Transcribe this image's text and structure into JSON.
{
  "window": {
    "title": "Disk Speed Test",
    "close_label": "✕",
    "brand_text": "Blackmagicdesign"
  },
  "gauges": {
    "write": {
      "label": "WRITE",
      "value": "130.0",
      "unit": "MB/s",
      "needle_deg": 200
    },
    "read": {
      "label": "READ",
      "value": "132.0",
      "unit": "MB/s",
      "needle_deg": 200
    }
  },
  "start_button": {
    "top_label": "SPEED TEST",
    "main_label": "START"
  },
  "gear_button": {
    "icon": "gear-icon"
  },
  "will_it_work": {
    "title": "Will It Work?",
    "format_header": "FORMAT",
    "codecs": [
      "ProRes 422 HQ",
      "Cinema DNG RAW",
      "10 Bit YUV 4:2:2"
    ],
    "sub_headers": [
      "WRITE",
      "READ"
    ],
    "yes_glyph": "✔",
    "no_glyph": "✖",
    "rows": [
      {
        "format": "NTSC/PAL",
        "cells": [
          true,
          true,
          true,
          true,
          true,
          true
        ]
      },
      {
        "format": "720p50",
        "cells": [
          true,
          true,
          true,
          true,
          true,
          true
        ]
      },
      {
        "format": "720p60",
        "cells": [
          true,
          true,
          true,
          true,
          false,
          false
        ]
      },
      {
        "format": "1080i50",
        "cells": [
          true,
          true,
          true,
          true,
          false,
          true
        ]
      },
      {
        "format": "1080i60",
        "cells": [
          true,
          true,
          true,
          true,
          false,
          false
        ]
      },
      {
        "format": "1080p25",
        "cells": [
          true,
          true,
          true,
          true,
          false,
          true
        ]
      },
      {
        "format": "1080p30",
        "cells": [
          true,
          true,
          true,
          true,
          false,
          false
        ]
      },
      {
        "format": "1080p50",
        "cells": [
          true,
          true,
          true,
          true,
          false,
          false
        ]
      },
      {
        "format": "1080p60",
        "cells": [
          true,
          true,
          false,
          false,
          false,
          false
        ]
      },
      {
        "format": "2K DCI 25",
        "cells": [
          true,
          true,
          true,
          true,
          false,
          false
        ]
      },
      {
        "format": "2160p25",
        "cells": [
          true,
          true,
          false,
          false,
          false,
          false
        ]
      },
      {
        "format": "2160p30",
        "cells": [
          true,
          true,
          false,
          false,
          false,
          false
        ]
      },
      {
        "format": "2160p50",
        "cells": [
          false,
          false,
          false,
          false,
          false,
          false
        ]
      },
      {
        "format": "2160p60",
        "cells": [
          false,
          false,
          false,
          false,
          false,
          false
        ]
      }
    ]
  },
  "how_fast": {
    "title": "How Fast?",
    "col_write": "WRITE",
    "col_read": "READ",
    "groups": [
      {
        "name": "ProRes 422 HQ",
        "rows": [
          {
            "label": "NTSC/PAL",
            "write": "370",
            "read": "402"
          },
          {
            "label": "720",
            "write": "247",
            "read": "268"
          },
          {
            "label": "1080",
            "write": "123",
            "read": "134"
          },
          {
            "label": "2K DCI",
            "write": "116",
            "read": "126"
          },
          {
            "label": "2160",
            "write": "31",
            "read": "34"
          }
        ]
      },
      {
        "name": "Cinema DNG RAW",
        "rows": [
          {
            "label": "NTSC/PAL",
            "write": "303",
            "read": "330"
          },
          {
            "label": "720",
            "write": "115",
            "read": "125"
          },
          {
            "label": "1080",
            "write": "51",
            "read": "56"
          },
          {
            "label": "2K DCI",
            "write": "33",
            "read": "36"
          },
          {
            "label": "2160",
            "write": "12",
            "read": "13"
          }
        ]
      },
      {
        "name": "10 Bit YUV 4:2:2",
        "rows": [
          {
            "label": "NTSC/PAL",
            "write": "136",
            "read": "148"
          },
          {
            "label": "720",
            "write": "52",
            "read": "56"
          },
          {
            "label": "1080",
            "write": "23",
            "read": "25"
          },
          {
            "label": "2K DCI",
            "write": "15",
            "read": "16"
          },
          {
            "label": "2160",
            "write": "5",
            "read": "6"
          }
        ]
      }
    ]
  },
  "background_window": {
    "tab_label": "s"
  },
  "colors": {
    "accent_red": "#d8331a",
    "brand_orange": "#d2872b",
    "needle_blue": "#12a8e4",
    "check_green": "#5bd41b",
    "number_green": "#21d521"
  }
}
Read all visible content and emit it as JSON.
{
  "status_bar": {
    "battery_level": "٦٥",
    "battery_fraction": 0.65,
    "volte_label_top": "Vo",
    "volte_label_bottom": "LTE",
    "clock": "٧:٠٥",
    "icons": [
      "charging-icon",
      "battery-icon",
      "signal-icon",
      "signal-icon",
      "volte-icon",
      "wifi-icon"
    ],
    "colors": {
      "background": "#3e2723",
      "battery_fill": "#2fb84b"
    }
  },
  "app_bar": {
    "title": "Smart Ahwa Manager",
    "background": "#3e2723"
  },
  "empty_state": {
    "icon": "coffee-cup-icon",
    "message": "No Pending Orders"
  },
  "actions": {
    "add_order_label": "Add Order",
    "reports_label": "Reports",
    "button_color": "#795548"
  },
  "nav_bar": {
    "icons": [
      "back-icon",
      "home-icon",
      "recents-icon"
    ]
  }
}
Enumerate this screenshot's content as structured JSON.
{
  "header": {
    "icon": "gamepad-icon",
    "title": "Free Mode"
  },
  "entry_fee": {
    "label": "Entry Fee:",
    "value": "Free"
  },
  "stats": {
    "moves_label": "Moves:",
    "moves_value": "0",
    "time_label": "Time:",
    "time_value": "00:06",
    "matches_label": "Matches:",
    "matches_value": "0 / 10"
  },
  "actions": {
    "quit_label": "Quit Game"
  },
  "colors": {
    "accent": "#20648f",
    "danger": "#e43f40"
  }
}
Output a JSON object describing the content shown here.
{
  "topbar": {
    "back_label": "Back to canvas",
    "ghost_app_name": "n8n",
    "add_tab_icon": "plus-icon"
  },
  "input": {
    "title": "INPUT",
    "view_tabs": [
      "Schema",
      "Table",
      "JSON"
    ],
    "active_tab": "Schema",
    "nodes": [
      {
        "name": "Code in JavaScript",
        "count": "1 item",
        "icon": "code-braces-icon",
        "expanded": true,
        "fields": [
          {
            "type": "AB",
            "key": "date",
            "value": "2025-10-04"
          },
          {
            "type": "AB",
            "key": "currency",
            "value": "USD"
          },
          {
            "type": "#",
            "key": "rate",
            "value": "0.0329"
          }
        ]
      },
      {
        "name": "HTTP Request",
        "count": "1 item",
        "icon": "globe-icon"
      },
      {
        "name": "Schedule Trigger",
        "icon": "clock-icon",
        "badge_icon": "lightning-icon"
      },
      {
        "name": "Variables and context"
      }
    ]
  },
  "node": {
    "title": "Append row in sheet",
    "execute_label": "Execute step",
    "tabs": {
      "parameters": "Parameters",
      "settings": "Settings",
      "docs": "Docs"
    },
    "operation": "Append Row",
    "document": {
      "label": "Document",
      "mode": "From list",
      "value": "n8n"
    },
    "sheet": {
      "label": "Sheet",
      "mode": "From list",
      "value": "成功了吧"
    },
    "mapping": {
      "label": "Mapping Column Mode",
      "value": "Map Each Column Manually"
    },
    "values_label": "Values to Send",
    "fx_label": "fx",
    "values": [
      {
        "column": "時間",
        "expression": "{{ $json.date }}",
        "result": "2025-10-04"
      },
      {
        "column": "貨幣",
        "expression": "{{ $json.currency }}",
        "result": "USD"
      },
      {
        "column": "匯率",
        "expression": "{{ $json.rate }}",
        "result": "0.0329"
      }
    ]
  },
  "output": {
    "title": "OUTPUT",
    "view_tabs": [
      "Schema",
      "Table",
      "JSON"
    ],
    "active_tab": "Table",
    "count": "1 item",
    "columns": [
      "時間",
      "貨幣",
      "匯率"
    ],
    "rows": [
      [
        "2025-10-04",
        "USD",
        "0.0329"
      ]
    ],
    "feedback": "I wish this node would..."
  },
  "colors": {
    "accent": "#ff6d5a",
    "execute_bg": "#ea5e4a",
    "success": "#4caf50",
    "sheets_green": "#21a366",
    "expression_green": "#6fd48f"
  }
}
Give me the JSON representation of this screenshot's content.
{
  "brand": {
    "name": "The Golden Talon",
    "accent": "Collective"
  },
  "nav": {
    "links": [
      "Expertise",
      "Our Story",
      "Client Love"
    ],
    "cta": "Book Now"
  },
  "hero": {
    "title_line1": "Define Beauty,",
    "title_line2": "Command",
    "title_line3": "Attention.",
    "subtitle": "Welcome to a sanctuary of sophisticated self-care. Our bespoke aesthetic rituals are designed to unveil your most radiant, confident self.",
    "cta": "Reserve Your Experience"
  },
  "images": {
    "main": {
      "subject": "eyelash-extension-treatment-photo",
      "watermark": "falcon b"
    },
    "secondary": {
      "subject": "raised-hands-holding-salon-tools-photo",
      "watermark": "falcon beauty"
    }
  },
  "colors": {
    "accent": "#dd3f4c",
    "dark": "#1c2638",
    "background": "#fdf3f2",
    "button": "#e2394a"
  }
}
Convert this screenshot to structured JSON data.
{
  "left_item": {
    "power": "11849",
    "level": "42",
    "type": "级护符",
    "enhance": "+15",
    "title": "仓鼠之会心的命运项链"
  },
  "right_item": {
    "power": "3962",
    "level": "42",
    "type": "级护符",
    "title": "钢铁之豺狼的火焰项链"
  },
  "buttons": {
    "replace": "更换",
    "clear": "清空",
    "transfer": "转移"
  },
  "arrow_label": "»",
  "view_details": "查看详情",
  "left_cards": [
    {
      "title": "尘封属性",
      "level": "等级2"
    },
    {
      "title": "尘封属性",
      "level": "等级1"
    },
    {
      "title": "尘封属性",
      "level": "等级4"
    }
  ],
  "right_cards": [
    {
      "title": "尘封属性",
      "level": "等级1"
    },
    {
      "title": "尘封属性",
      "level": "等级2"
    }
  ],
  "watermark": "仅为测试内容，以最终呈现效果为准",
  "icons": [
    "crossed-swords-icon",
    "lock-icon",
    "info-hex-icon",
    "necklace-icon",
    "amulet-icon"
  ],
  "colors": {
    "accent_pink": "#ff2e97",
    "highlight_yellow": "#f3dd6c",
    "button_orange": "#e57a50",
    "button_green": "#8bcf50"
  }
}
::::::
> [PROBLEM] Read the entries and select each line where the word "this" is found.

> [COMPLETED TASK]
Transcribe this image's text and structure into JSON.
Enumerate this screenshot's content as structured JSON.
    "feedback": "I wish this node would..."
Give me the JSON representation of this screenshot's content.
Convert this screenshot to structured JSON data.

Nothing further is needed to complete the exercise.